For much of its length between Kew Gardens and JFK Airport, Lefferts Boulevard is your typical outerborough congested thoroughfare. Two lanes wide between its northern end at Kew Gardens Road and Rockaway Boulevard in South Ozone Park, traffic often backs up on it at rush hour and on weekends.
But south of Rockaway Boulevard, Lefferts is wider — four lanes in each direction — and less congested.
It is, however, dangerous.
According to city Department of Transportation records, the stretch of Lefferts Boulevard between Rockaway and North Conduit Avenue has seen 211 accidents since 2009, causing 135 injuries and five fatalities — two at the intersection of Lefferts and 135th Avenue and three at the corner of Lefferts and Rockaway boulevards.
Of the 211 accidents, 71 occurred at Lefferts and North Conduit Avenue, which is remarkably higher than average.
“The major intersections, most of them don’t have any more than 20 accidents,” Nichole Altmix, senior project manager for the DOT, said at the Oct. 4 Community Board 10 meeting, where the agency presented a plan for comment. “That’s pretty scary.”
The statistics, part of a study that began in 2009 for the stretch of Lefferts Boulevard in South Ozone Park have led the agency to look at changes to the configuration of the road.
The plan they presented last week would reduce the number of lanes from two in each direction to one between Rockaway Boulevard and 149th Avenue, allowing for a wider parking lane and dedicated left turn lanes. There will be a wider painted median and new crosswalks would be installed.
The lane reduction will also reduce speeds, Altmix said, noting that the road, which the DOT says is used by 495 vehicles per hour at peak times, is notorious for speeders.
“More than 70 percent of cars speed along this stretch,” she said, adding that the DOT has found that converting to a busy one-lane road reduces speeding.
“We believe one lane in each direction can handle the amount of traffic on Lefferts Boulevard,” Altmix said.
Nothing will be touched south of 149th Avenue, but northbound traffic will merge into one lane beginning about 100 feet from that intersection and the left lane will be turned into a turning-only lane to allow traffic to merge into the single lane before the intersection. Altmix said 100 feet of merging traffic will allow it to flow freely.
No changes will be made north of Rockaway Boulevard where Lefferts is one lane both ways for the rest of its length.
The DOT’s presentation was met with a blend of skepticism and frustration, mainly deriving from the agency’s reconfiguration of Rockaway Boulevard in Ozone Park and South Ozone Park last year.

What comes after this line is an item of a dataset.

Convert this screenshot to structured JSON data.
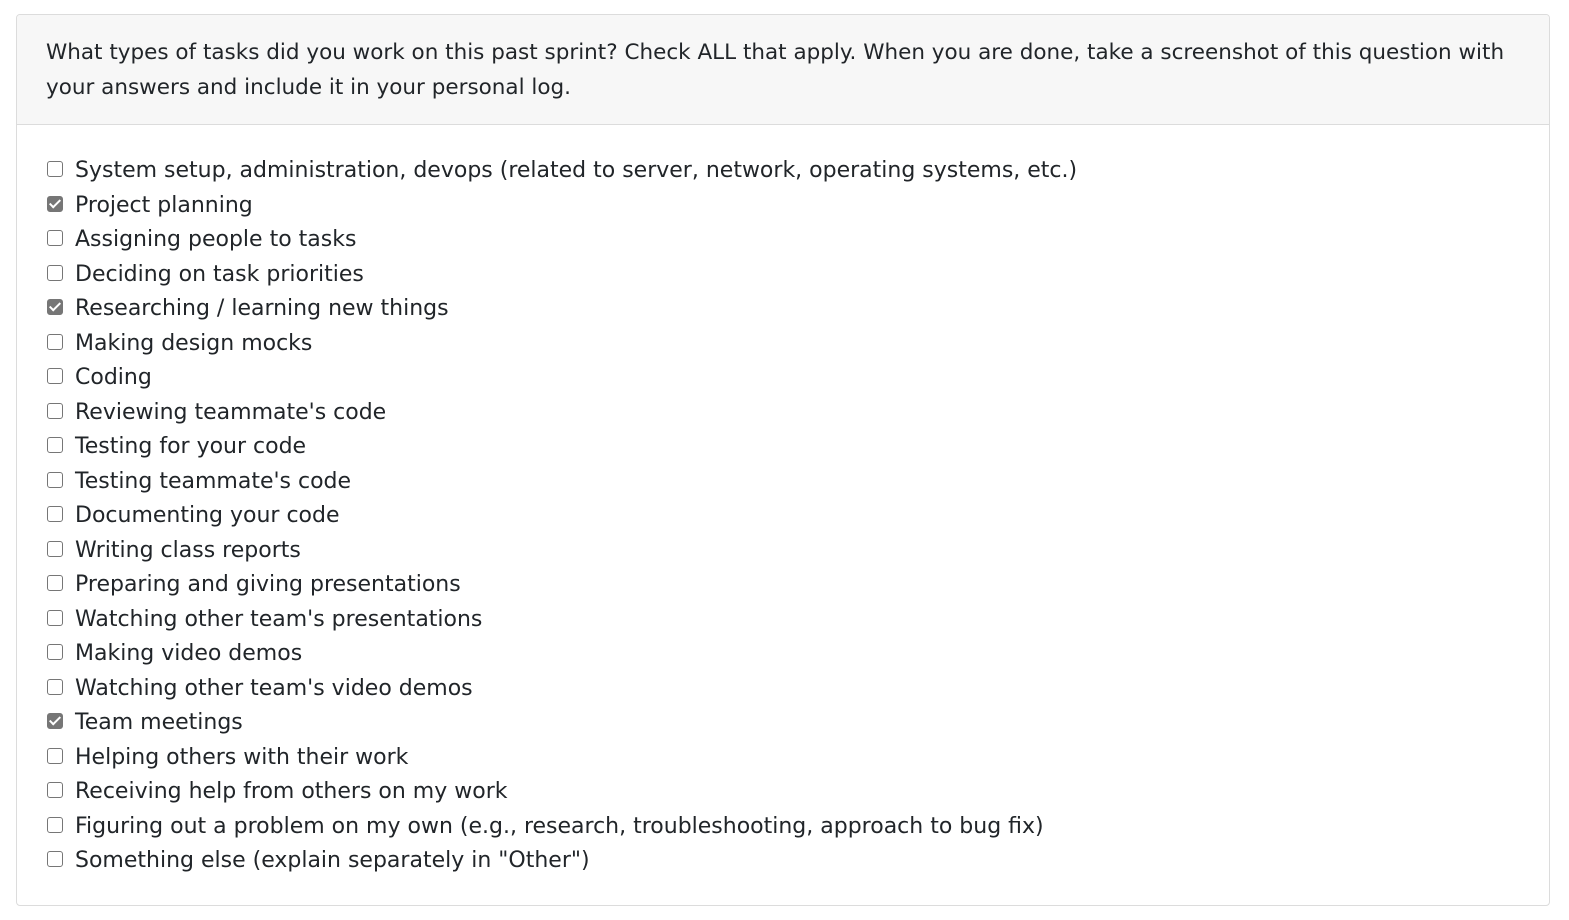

Coinciding with the opening of Resorts World New York City Casino, the DOT reduced the number of lanes on Rockaway Boulevard from two to one for a stretch eastbound in South Ozone Park and westbound in Ozone Park.
“What you did on Rockaway Boulevard is a mess,” said Margaret Finnerty, president of the Richmond Hill South Civic Association.
Queens DOT Commissioner Maura McCarthy defended the changes on Rockaway Boulevard.
McCarthy said the Rockaway Boulevard changes are proven to have worked because fatalities and accidents are down along the route.
CB 10 members expressed a number of concerns over the new plan for Lefferts Boulevard, including what would be done about double-parked cars and trucks. McCarthy said the wider parking lane is meant to accommodate double-parkers.
“We don’t want people to double-park, but we have to acknowledge reality,” she said.
Donna Gilmartin, CB 10 member and president of the Locust Grove Civic Association, suggested the change could cause trucks and other traffic to divert to 114th Street to avoid Lefferts Boulevard traffic, aggravating an already existing problem, a concern echoed by CB 10 member Frank Dardani, who said he has seen similar problems occur after DOT changes on Rockaway and Woodhaven boulevards.
“Every time DOT does traffic calming, it diverts traffic onto residential streets,” he said.
Dardani suggested building traffic islands on Lefferts Boulevard to keep vehicles from driving over the yellow lines in the center of the street, something the DOT did not promise, but agreed to look at.
“We like to be conservative,” Altmix said. “We don’t want to take everything away at the start.”
McCarthy also took a suggestion to add countdown clocks to Lefferts Boulevard, adding that the thoroughfare is one being considered for installation of the pedestrian safety devices.
The representatives from the DOT also entertained a suggestion to end the changes at 135th Avenue instead of 149th Avenue, which would keep Lefferts Boulevard as is for the one-block stretch that includes stores and restaurants including Foodtown and Don Peppe. A few members of the community board suggested the reduction to one lane would negatively affect the parking lot at Foodtown which exits onto Lefferts Boulevard.
The concerns over the plan led Peter Granickas, one of the more outspoken members of CB 10, to suggest the DOT take back a radical suggestion.
“I think you need to scrap all of this and start over with something new,” he said.